January 12, 1981
Hamad Abu-Rabia, age 51, the first Bedouin to serve in the Knesset, is fatally shot in his car outside the Holy Land Hotel in Jerusalem in the first assassination of a member of the Knesset.
Abu-Rabia, a Negev native who attended high school in Hebron, was a tribal leader who focused on improving Bedouin education but also was criticized for being too accommodating toward the government seizure of Bedouin lands for airfields in the Negev. He was first elected to the Knesset in 1973 on the Arab List for Bedouins and Villagers and was re-elected as part of the United Arab List in 1977 and 1979.

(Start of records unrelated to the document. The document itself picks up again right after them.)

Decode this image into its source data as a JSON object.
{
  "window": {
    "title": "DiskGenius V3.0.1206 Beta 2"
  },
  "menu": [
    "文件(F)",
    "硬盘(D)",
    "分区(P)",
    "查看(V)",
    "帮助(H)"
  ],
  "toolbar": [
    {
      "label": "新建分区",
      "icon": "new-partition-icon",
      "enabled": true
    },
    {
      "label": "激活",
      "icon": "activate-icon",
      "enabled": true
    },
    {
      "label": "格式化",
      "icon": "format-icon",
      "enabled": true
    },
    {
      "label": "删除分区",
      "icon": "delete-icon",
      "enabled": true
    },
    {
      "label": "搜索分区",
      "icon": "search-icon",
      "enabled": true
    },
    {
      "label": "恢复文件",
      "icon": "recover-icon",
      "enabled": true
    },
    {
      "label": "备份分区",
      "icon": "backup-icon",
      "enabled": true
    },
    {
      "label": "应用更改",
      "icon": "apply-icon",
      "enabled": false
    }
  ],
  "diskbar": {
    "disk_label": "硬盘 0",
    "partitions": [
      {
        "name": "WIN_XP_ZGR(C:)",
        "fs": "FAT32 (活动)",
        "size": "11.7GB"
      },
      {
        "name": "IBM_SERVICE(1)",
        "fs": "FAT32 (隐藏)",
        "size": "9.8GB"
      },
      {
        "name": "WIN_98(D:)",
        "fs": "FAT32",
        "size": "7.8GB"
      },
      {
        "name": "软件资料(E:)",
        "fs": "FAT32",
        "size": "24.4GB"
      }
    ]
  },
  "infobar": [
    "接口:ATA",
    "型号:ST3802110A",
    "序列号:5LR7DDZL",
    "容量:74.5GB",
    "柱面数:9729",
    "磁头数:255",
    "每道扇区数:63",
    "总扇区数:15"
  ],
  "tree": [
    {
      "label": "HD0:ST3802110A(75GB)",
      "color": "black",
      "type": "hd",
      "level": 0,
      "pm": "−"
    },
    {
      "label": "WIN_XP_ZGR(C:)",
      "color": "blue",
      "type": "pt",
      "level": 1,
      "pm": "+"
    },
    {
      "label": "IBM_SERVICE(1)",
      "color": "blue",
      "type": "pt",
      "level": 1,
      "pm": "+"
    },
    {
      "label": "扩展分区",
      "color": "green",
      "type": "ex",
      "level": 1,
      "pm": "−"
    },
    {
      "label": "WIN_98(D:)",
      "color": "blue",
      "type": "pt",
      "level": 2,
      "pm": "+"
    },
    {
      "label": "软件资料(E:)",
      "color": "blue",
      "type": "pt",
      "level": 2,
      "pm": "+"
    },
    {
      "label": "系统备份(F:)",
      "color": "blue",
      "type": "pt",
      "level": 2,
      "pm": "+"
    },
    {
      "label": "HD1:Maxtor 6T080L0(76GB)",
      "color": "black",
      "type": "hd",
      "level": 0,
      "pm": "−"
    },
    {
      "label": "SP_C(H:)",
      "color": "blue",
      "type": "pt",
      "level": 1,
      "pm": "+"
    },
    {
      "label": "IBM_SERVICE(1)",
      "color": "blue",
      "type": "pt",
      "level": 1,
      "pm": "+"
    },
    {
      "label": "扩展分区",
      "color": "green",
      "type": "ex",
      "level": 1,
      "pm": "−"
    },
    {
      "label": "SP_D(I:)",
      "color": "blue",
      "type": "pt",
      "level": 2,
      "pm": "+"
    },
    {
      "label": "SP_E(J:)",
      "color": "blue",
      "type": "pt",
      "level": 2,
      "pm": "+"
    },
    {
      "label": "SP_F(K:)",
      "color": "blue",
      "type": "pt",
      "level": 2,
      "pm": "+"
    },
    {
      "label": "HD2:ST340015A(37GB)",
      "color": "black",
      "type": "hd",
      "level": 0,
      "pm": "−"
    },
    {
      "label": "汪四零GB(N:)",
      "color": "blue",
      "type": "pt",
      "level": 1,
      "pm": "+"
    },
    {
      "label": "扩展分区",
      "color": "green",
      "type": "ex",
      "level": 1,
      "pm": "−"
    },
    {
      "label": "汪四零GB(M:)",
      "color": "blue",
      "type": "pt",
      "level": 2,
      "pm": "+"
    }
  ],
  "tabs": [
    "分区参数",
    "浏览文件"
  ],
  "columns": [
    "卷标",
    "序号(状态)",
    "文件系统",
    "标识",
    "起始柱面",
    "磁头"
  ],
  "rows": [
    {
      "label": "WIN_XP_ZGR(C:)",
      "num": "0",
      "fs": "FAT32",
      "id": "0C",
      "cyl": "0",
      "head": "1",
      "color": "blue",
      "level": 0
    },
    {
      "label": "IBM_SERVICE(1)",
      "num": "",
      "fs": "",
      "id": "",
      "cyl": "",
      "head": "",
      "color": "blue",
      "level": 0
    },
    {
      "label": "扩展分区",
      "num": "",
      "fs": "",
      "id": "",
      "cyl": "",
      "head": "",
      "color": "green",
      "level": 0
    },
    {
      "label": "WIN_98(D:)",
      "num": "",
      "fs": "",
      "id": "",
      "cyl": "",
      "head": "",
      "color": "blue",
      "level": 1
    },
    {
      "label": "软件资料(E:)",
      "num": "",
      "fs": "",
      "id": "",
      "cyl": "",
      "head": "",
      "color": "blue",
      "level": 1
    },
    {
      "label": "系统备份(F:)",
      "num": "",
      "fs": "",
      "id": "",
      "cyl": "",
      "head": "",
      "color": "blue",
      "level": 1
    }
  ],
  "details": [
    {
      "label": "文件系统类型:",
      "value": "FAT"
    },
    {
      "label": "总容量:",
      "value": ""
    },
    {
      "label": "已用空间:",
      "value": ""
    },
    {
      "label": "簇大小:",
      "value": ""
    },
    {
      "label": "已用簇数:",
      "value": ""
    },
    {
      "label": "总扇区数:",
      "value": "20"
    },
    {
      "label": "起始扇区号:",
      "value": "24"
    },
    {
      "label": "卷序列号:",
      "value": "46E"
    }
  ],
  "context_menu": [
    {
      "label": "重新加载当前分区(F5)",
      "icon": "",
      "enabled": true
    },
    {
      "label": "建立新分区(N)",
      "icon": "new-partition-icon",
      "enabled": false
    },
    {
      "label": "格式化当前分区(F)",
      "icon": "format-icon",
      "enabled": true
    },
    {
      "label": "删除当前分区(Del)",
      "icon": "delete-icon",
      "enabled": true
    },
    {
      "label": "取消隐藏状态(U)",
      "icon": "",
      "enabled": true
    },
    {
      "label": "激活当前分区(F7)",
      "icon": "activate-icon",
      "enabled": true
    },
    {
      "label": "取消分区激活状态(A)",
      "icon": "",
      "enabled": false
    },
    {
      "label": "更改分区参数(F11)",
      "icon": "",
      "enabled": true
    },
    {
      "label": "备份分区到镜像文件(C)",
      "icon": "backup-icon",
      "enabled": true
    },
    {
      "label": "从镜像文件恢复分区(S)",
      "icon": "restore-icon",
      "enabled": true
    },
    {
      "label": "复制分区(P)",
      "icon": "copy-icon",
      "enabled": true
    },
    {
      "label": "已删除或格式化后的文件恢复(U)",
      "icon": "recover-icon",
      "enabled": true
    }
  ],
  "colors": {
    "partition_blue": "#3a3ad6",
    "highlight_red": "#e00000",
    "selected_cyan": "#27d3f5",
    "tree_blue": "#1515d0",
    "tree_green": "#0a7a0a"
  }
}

The killing is carried out by the sons of a political rival, Jabr Muadi, a Druze who served in six of the first eight Knessets. Abu-Rabia and Muadi are both members of the United Arab List, which won only one seat in the April 1979 Knesset election. Abu-Rabia, who received the seat as the No. 1 name on the party list, agreed to rotate the post with Muadi and one other Arab politician. But after a court ruled that rotation agreements for seats are illegal, Abu-Rabia refused to resign in favor of Muadi in 1981.
Bedouin, Druze and Jews are among the thousands who attend Abu-Rabia’s funeral in the Negev, including President Yitzhak Navon, Deputy Prime Minister Simcha Ehrlich and Knesset Speaker Yitzhak Berman. Prime Minister Menachem Begin praises Abu-Rabia as a “good man and a faithful citizen of Israel.”
Despite fears, the assassination does not spark violence between the Bedouin and Druze communities. Muadi serves the rest of Abu-Rabia’s term but never again is elected to the Knesset.